Many brokers offer standard cover which may be described as “all risk”, though your business may require some supplementary cover. Such packages can be cost-effective but they should not be a means of buying services that you don’t fully understand, or, worse still, buying levels of cover you don’t really need.
Don’t neglect your homework. Begin by listing the risks involved in your business. The broker will probably think of some more, but at least you will have a basis for discussion. A good starting point is to read up on it – Croner’s Reference Book for the Self Employed and Smaller Business has an informative insurance section. You will end up with a list of contingencies against which you might (and probably can) insure, but you’ll then have to exercise judgement.
Some insurance will be required by law – most notably Employer’s Liability and motor insurance. Other forms might be needed as part of the terms of contract. For example, leased equipment or that which is being bought on hire purchase is not legally your property and may have to be insured. The main kinds of insurance cover to be considered are:
Employers liability: Required even if the business has a single part-time employee. Cover will usually be up to 10m for employees injured or made ill at work.
Public liability: This covers you for injury to members of the public on or near your premises, or when you are delivering or installing products.
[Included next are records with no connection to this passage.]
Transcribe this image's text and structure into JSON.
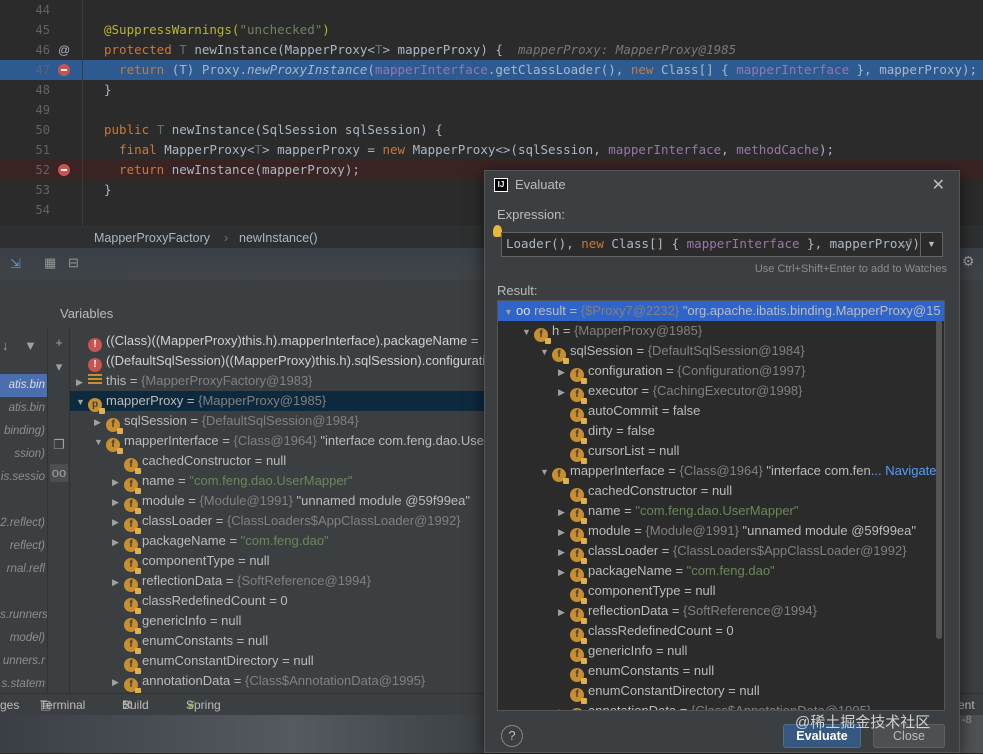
{
  "editor": {
    "lines": [
      {
        "num": "44",
        "parts": []
      },
      {
        "num": "45",
        "parts": [
          {
            "t": "@SuppressWarnings(",
            "c": "ann"
          },
          {
            "t": "\"unchecked\"",
            "c": "str"
          },
          {
            "t": ")",
            "c": "ann"
          }
        ]
      },
      {
        "num": "46",
        "marker": "@",
        "parts": [
          {
            "t": "protected ",
            "c": "kw"
          },
          {
            "t": "T ",
            "c": "typ"
          },
          {
            "t": "newInstance",
            "c": ""
          },
          {
            "t": "(MapperProxy<",
            "c": ""
          },
          {
            "t": "T",
            "c": "typ"
          },
          {
            "t": "> mapperProxy) {  ",
            "c": ""
          },
          {
            "t": "mapperProxy: MapperProxy@1985",
            "c": "hint"
          }
        ]
      },
      {
        "num": "47",
        "bp": true,
        "hl": true,
        "parts": [
          {
            "t": "  return ",
            "c": "kw"
          },
          {
            "t": "(T) Proxy.",
            "c": ""
          },
          {
            "t": "newProxyInstance",
            "c": "it"
          },
          {
            "t": "(",
            "c": ""
          },
          {
            "t": "mapperInterface",
            "c": "fld"
          },
          {
            "t": ".getClassLoader(), ",
            "c": ""
          },
          {
            "t": "new ",
            "c": "kw"
          },
          {
            "t": "Class[] { ",
            "c": ""
          },
          {
            "t": "mapperInterface",
            "c": "fld"
          },
          {
            "t": " }, mapperProxy);  ",
            "c": ""
          },
          {
            "t": "mapp",
            "c": "hint"
          }
        ]
      },
      {
        "num": "48",
        "parts": [
          {
            "t": "}",
            "c": ""
          }
        ]
      },
      {
        "num": "49",
        "parts": []
      },
      {
        "num": "50",
        "parts": [
          {
            "t": "public ",
            "c": "kw"
          },
          {
            "t": "T ",
            "c": "typ"
          },
          {
            "t": "newInstance(SqlSession sqlSession) {",
            "c": ""
          }
        ]
      },
      {
        "num": "51",
        "parts": [
          {
            "t": "  final ",
            "c": "kw"
          },
          {
            "t": "MapperProxy<",
            "c": ""
          },
          {
            "t": "T",
            "c": "typ"
          },
          {
            "t": "> mapperProxy = ",
            "c": ""
          },
          {
            "t": "new ",
            "c": "kw"
          },
          {
            "t": "MapperProxy<>(sqlSession, ",
            "c": ""
          },
          {
            "t": "mapperInterface",
            "c": "fld"
          },
          {
            "t": ", ",
            "c": ""
          },
          {
            "t": "methodCache",
            "c": "fld"
          },
          {
            "t": ");",
            "c": ""
          }
        ]
      },
      {
        "num": "52",
        "bp": true,
        "red": true,
        "parts": [
          {
            "t": "  return ",
            "c": "kw"
          },
          {
            "t": "newInstance(mapperProxy);",
            "c": ""
          }
        ]
      },
      {
        "num": "53",
        "parts": [
          {
            "t": "}",
            "c": ""
          }
        ]
      },
      {
        "num": "54",
        "parts": []
      }
    ]
  },
  "breadcrumb": {
    "class": "MapperProxyFactory",
    "sep": "›",
    "method": "newInstance()"
  },
  "variables": {
    "label": "Variables"
  },
  "left_frames": [
    "",
    "",
    "atis.bin",
    "atis.bin",
    "binding)",
    "ssion)",
    "is.sessio",
    "",
    "2.reflect)",
    "reflect)",
    "rnal.refl",
    "",
    "s.runners",
    "model)",
    "unners.r",
    "s.statem",
    "",
    "rs)"
  ],
  "var_rows": [
    {
      "indent": 0,
      "icon": "ex",
      "tri": "",
      "name": "((Class)((MapperProxy)this.h).mapperInterface).packageName",
      "val": " = "
    },
    {
      "indent": 0,
      "icon": "ex",
      "tri": "",
      "name": "((DefaultSqlSession)((MapperProxy)this.h).sqlSession).configurati",
      "val": ""
    },
    {
      "indent": 0,
      "icon": "list",
      "tri": "▶",
      "name": "this",
      "val": " = ",
      "gray": "{MapperProxyFactory@1983}"
    },
    {
      "indent": 0,
      "icon": "p",
      "tri": "▼",
      "name": "mapperProxy",
      "val": " = ",
      "gray": "{MapperProxy@1985}",
      "sel": true
    },
    {
      "indent": 1,
      "icon": "f",
      "tri": "▶",
      "name": "sqlSession",
      "val": " = ",
      "gray": "{DefaultSqlSession@1984}"
    },
    {
      "indent": 1,
      "icon": "f",
      "tri": "▼",
      "name": "mapperInterface",
      "val": " = ",
      "gray": "{Class@1964}",
      "rest": " \"interface com.feng.dao.User"
    },
    {
      "indent": 2,
      "icon": "f",
      "tri": "",
      "name": "cachedConstructor",
      "val": " = null"
    },
    {
      "indent": 2,
      "icon": "f",
      "tri": "▶",
      "name": "name",
      "val": " = ",
      "str": "\"com.feng.dao.UserMapper\""
    },
    {
      "indent": 2,
      "icon": "f",
      "tri": "▶",
      "name": "module",
      "val": " = ",
      "gray": "{Module@1991}",
      "rest": " \"unnamed module @59f99ea\""
    },
    {
      "indent": 2,
      "icon": "f",
      "tri": "▶",
      "name": "classLoader",
      "val": " = ",
      "gray": "{ClassLoaders$AppClassLoader@1992}"
    },
    {
      "indent": 2,
      "icon": "f",
      "tri": "▶",
      "name": "packageName",
      "val": " = ",
      "str": "\"com.feng.dao\""
    },
    {
      "indent": 2,
      "icon": "f",
      "tri": "",
      "name": "componentType",
      "val": " = null"
    },
    {
      "indent": 2,
      "icon": "f",
      "tri": "▶",
      "name": "reflectionData",
      "val": " = ",
      "gray": "{SoftReference@1994}"
    },
    {
      "indent": 2,
      "icon": "f",
      "tri": "",
      "name": "classRedefinedCount",
      "val": " = 0"
    },
    {
      "indent": 2,
      "icon": "f",
      "tri": "",
      "name": "genericInfo",
      "val": " = null"
    },
    {
      "indent": 2,
      "icon": "f",
      "tri": "",
      "name": "enumConstants",
      "val": " = null"
    },
    {
      "indent": 2,
      "icon": "f",
      "tri": "",
      "name": "enumConstantDirectory",
      "val": " = null"
    },
    {
      "indent": 2,
      "icon": "f",
      "tri": "▶",
      "name": "annotationData",
      "val": " = ",
      "gray": "{Class$AnnotationData@1995}"
    }
  ],
  "bottom_tabs": [
    {
      "label": "ges"
    },
    {
      "label": "Terminal"
    },
    {
      "label": "Build"
    },
    {
      "label": "Spring"
    },
    {
      "label": "ent L"
    }
  ],
  "dialog": {
    "title": "Evaluate",
    "expression_label": "Expression:",
    "expression": [
      {
        "t": "Loader(), ",
        "c": ""
      },
      {
        "t": "new ",
        "c": "kw"
      },
      {
        "t": "Class[] { ",
        "c": ""
      },
      {
        "t": "mapperInterface",
        "c": "fld"
      },
      {
        "t": " }, mapperProxy)",
        "c": ""
      }
    ],
    "hint": "Use Ctrl+Shift+Enter to add to Watches",
    "result_label": "Result:",
    "evaluate": "Evaluate",
    "close": "Close",
    "help": "?"
  },
  "result_rows": [
    {
      "indent": 0,
      "icon": "oo",
      "tri": "▼",
      "name": "result",
      "val": " = ",
      "gray": "{$Proxy7@2232}",
      "rest": " \"org.apache.ibatis.binding.MapperProxy@15",
      "top": true
    },
    {
      "indent": 1,
      "icon": "f",
      "tri": "▼",
      "name": "h",
      "val": " = ",
      "gray": "{MapperProxy@1985}"
    },
    {
      "indent": 2,
      "icon": "f",
      "tri": "▼",
      "name": "sqlSession",
      "val": " = ",
      "gray": "{DefaultSqlSession@1984}"
    },
    {
      "indent": 3,
      "icon": "f",
      "tri": "▶",
      "name": "configuration",
      "val": " = ",
      "gray": "{Configuration@1997}"
    },
    {
      "indent": 3,
      "icon": "f",
      "tri": "▶",
      "name": "executor",
      "val": " = ",
      "gray": "{CachingExecutor@1998}"
    },
    {
      "indent": 3,
      "icon": "f",
      "tri": "",
      "name": "autoCommit",
      "val": " = false"
    },
    {
      "indent": 3,
      "icon": "f",
      "tri": "",
      "name": "dirty",
      "val": " = false"
    },
    {
      "indent": 3,
      "icon": "f",
      "tri": "",
      "name": "cursorList",
      "val": " = null"
    },
    {
      "indent": 2,
      "icon": "f",
      "tri": "▼",
      "name": "mapperInterface",
      "val": " = ",
      "gray": "{Class@1964}",
      "rest": " \"interface com.fen",
      "link": "... Navigate"
    },
    {
      "indent": 3,
      "icon": "f",
      "tri": "",
      "name": "cachedConstructor",
      "val": " = null"
    },
    {
      "indent": 3,
      "icon": "f",
      "tri": "▶",
      "name": "name",
      "val": " = ",
      "str": "\"com.feng.dao.UserMapper\""
    },
    {
      "indent": 3,
      "icon": "f",
      "tri": "▶",
      "name": "module",
      "val": " = ",
      "gray": "{Module@1991}",
      "rest": " \"unnamed module @59f99ea\""
    },
    {
      "indent": 3,
      "icon": "f",
      "tri": "▶",
      "name": "classLoader",
      "val": " = ",
      "gray": "{ClassLoaders$AppClassLoader@1992}"
    },
    {
      "indent": 3,
      "icon": "f",
      "tri": "▶",
      "name": "packageName",
      "val": " = ",
      "str": "\"com.feng.dao\""
    },
    {
      "indent": 3,
      "icon": "f",
      "tri": "",
      "name": "componentType",
      "val": " = null"
    },
    {
      "indent": 3,
      "icon": "f",
      "tri": "▶",
      "name": "reflectionData",
      "val": " = ",
      "gray": "{SoftReference@1994}"
    },
    {
      "indent": 3,
      "icon": "f",
      "tri": "",
      "name": "classRedefinedCount",
      "val": " = 0"
    },
    {
      "indent": 3,
      "icon": "f",
      "tri": "",
      "name": "genericInfo",
      "val": " = null"
    },
    {
      "indent": 3,
      "icon": "f",
      "tri": "",
      "name": "enumConstants",
      "val": " = null"
    },
    {
      "indent": 3,
      "icon": "f",
      "tri": "",
      "name": "enumConstantDirectory",
      "val": " = null"
    },
    {
      "indent": 3,
      "icon": "f",
      "tri": "▶",
      "name": "annotationData",
      "val": " = ",
      "gray": "{Class$AnnotationData@1995}"
    }
  ],
  "watermark": "@稀土掘金技术社区",
  "side_num": "-8"
}
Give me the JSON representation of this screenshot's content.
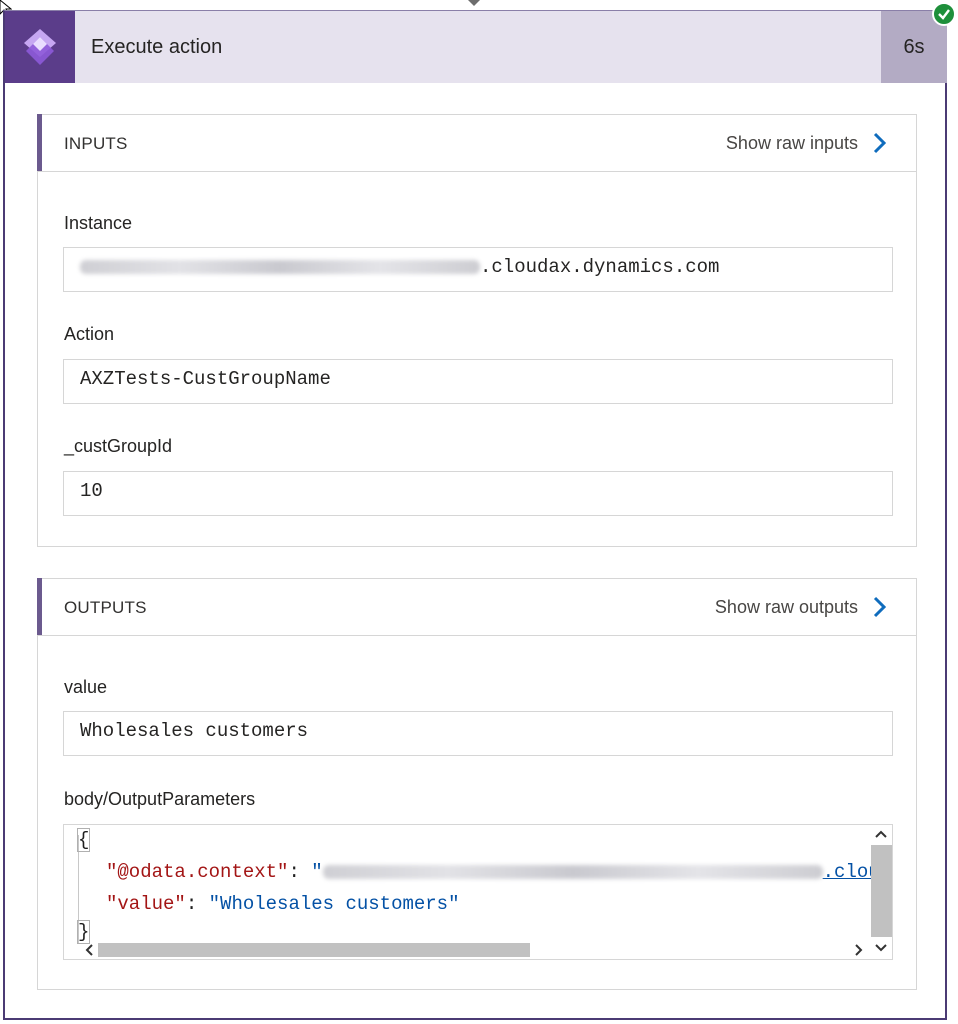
{
  "header": {
    "title": "Execute action",
    "duration": "6s"
  },
  "inputs": {
    "section_title": "INPUTS",
    "show_raw_label": "Show raw inputs",
    "fields": [
      {
        "label": "Instance",
        "value_suffix": ".cloudax.dynamics.com"
      },
      {
        "label": "Action",
        "value": "AXZTests-CustGroupName"
      },
      {
        "label": "_custGroupId",
        "value": "10"
      }
    ]
  },
  "outputs": {
    "section_title": "OUTPUTS",
    "show_raw_label": "Show raw outputs",
    "fields": [
      {
        "label": "value",
        "value": "Wholesales customers"
      },
      {
        "label": "body/OutputParameters"
      }
    ],
    "code": {
      "open_brace": "{",
      "close_brace": "}",
      "line1_key": "\"@odata.context\"",
      "line1_colon": ": ",
      "line1_value_prefix": "\"",
      "line1_value_suffix": ".clou",
      "line2_key": "\"value\"",
      "line2_colon": ": ",
      "line2_value": "\"Wholesales customers\""
    }
  },
  "colors": {
    "header_bg": "#e6e2ee",
    "logo_bg": "#5b3d8a",
    "accent": "#6b5a8e",
    "link_chevron": "#0f6cbd",
    "success": "#1e8f3b"
  },
  "icons": [
    "power-apps-logo-icon",
    "success-check-icon",
    "chevron-right-icon",
    "scroll-up-icon",
    "scroll-down-icon",
    "scroll-left-icon",
    "scroll-right-icon"
  ]
}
It’s difficult to conceive of a business situation when such insurance would not be necessary.
Product liability: This covers you for claims arising from faults in your product.
Insurance of premises and contents: Absolutely essential. Inform your insurers if you are working from home.
Insurance of stock, work-in-progress, and goods-in-transit: These are essential insurances and can be encompassed in a single material damage insurance.
Equipment insurance: Insurance against failure is essential where equipment use is central to your production process. Where equipment has to be tested annually for safety, this can be undertaken by your insurers.
Beyond this basic selection there are a whole host of other types of cover available, including loss of cash, credit insurance (against bad debtors), computer record loss and professional indemnity insurance. You need to judge what your business needs.
Whatever types of insurance you decide to use, you should fill out the proposal carefully. The principle of Utmost Good Faith governs such documents, which means that all relevant information is expected to be included, even if the form doesn’t ask for it explicitly. Also inform your insurers if your business expands or changes in some material way. Omissions could seriously compromise any claims. And study the policy carefully; you should know exactly what you have paid for.